▶ **Task objective**: Look through the entries below for the string "WhatsApp", and copy each line where it is found.

▶ **Dataset**:
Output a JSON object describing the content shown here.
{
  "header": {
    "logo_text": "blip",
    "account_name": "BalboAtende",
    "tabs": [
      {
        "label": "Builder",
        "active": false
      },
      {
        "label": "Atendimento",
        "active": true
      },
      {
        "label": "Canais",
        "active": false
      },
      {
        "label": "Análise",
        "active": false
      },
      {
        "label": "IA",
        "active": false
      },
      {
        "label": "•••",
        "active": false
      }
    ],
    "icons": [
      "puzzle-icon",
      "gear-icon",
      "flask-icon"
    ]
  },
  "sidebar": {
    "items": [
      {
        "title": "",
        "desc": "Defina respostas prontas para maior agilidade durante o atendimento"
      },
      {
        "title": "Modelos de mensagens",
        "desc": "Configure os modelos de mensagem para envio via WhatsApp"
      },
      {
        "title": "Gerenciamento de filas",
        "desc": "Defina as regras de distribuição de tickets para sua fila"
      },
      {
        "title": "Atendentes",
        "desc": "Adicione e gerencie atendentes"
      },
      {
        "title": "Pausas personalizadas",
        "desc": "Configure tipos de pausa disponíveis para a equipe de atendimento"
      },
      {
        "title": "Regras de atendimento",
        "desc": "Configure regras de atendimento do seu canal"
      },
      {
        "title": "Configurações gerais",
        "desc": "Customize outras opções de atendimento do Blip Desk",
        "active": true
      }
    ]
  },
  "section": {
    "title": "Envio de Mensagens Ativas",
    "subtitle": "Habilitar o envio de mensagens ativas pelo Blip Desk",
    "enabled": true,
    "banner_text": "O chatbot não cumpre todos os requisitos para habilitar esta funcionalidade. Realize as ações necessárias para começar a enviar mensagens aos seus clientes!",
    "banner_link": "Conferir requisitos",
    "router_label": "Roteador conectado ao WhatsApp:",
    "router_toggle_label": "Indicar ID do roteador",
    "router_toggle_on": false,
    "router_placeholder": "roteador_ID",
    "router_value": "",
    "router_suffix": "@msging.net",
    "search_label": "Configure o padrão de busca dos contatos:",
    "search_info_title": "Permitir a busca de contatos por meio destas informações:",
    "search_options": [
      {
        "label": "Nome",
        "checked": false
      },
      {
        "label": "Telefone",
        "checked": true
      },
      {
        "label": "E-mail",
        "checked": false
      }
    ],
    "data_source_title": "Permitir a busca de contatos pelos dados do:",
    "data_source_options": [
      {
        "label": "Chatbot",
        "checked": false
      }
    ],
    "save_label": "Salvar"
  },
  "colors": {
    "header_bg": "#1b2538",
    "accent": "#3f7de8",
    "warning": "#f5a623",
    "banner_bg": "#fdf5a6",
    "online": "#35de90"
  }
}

▶ **Response area**:
        "desc": "Configure os modelos de mensagem para envio via WhatsApp"
    "router_label": "Roteador conectado ao WhatsApp:",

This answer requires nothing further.